■ Activity:
Copy the listing exactly, leaving out every picture.
━━━ Extracted data ━━━
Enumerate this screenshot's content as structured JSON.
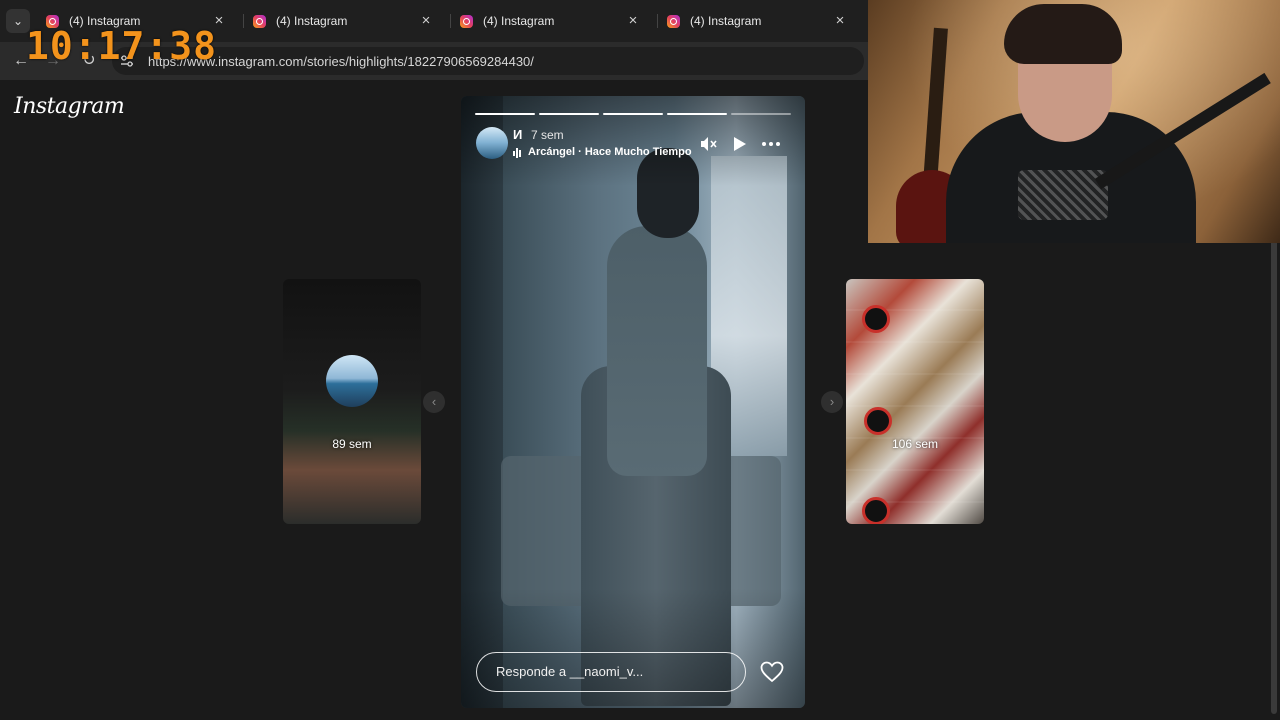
{
  "browser": {
    "tabs": [
      {
        "title": "(4) Instagram"
      },
      {
        "title": "(4) Instagram"
      },
      {
        "title": "(4) Instagram"
      },
      {
        "title": "(4) Instagram"
      }
    ],
    "tab_close_glyph": "×",
    "tab_menu_glyph": "⌄",
    "url": "https://www.instagram.com/stories/highlights/18227906569284430/",
    "nav_icons": [
      "back-arrow-icon",
      "forward-arrow-icon",
      "reload-icon",
      "site-settings-icon"
    ]
  },
  "overlay": {
    "clock": "10:17:38",
    "clock_color": "#f3931c"
  },
  "instagram": {
    "logo": "Instagram",
    "left_story": {
      "time": "89 sem"
    },
    "right_story": {
      "time": "106 sem"
    },
    "story": {
      "username": "И",
      "time": "7 sem",
      "music": "Arcángel · Hace Mucho Tiempo",
      "progress_segments": 5,
      "progress_done": 4,
      "reply_placeholder": "Responde a __naomi_v...",
      "icons": [
        "music-bars-icon",
        "mute-icon",
        "play-icon",
        "more-options-icon",
        "heart-icon"
      ]
    },
    "arrows": {
      "prev": "‹",
      "next": "›"
    }
  }
}
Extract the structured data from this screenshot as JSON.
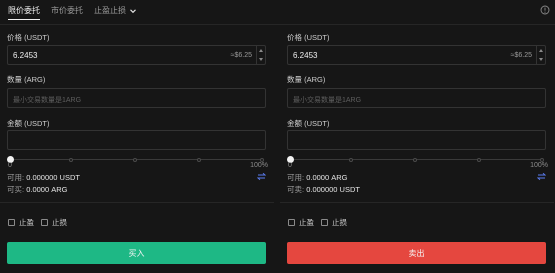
{
  "tabs": [
    {
      "label": "限价委托"
    },
    {
      "label": "市价委托"
    },
    {
      "label": "止盈止损"
    }
  ],
  "buy": {
    "price_label": "价格 (USDT)",
    "price_value": "6.2453",
    "price_approx": "≈$6.25",
    "amount_label": "数量 (ARG)",
    "amount_placeholder": "最小交易数量是1ARG",
    "total_label": "金额 (USDT)",
    "slider_min": "0",
    "slider_max": "100%",
    "slider_percent": 0,
    "available_label": "可用:",
    "available_value": "0.000000 USDT",
    "can_buy_label": "可买:",
    "can_buy_value": "0.0000 ARG",
    "take_profit": "止盈",
    "stop_loss": "止损",
    "action": "买入"
  },
  "sell": {
    "price_label": "价格 (USDT)",
    "price_value": "6.2453",
    "price_approx": "≈$6.25",
    "amount_label": "数量 (ARG)",
    "amount_placeholder": "最小交易数量是1ARG",
    "total_label": "金额 (USDT)",
    "slider_min": "0",
    "slider_max": "100%",
    "slider_percent": 0,
    "available_label": "可用:",
    "available_value": "0.0000 ARG",
    "can_sell_label": "可卖:",
    "can_sell_value": "0.000000 USDT",
    "take_profit": "止盈",
    "stop_loss": "止损",
    "action": "卖出"
  },
  "colors": {
    "buy": "#1eb885",
    "sell": "#e5473f",
    "swap": "#5b7cf0"
  }
}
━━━
■ Response for this exercise:
Enumerate this screenshot's content as structured JSON.
{
  "browser": {
    "tabs": [
      {
        "title": "(4) Instagram"
      },
      {
        "title": "(4) Instagram"
      },
      {
        "title": "(4) Instagram"
      },
      {
        "title": "(4) Instagram"
      }
    ],
    "tab_close_glyph": "×",
    "tab_menu_glyph": "⌄",
    "url": "https://www.instagram.com/stories/highlights/18227906569284430/",
    "nav_icons": [
      "back-arrow-icon",
      "forward-arrow-icon",
      "reload-icon",
      "site-settings-icon"
    ]
  },
  "overlay": {
    "clock": "10:17:38",
    "clock_color": "#f3931c"
  },
  "instagram": {
    "logo": "Instagram",
    "left_story": {
      "time": "89 sem"
    },
    "right_story": {
      "time": "106 sem"
    },
    "story": {
      "username": "И",
      "time": "7 sem",
      "music": "Arcángel · Hace Mucho Tiempo",
      "progress_segments": 5,
      "progress_done": 4,
      "reply_placeholder": "Responde a __naomi_v...",
      "icons": [
        "music-bars-icon",
        "mute-icon",
        "play-icon",
        "more-options-icon",
        "heart-icon"
      ]
    },
    "arrows": {
      "prev": "‹",
      "next": "›"
    }
  }
}
Extract the structured data from this screenshot as JSON.
{
  "tabs": [
    {
      "label": "限价委托"
    },
    {
      "label": "市价委托"
    },
    {
      "label": "止盈止损"
    }
  ],
  "buy": {
    "price_label": "价格 (USDT)",
    "price_value": "6.2453",
    "price_approx": "≈$6.25",
    "amount_label": "数量 (ARG)",
    "amount_placeholder": "最小交易数量是1ARG",
    "total_label": "金额 (USDT)",
    "slider_min": "0",
    "slider_max": "100%",
    "slider_percent": 0,
    "available_label": "可用:",
    "available_value": "0.000000 USDT",
    "can_buy_label": "可买:",
    "can_buy_value": "0.0000 ARG",
    "take_profit": "止盈",
    "stop_loss": "止损",
    "action": "买入"
  },
  "sell": {
    "price_label": "价格 (USDT)",
    "price_value": "6.2453",
    "price_approx": "≈$6.25",
    "amount_label": "数量 (ARG)",
    "amount_placeholder": "最小交易数量是1ARG",
    "total_label": "金额 (USDT)",
    "slider_min": "0",
    "slider_max": "100%",
    "slider_percent": 0,
    "available_label": "可用:",
    "available_value": "0.0000 ARG",
    "can_sell_label": "可卖:",
    "can_sell_value": "0.000000 USDT",
    "take_profit": "止盈",
    "stop_loss": "止损",
    "action": "卖出"
  },
  "colors": {
    "buy": "#1eb885",
    "sell": "#e5473f",
    "swap": "#5b7cf0"
  }
}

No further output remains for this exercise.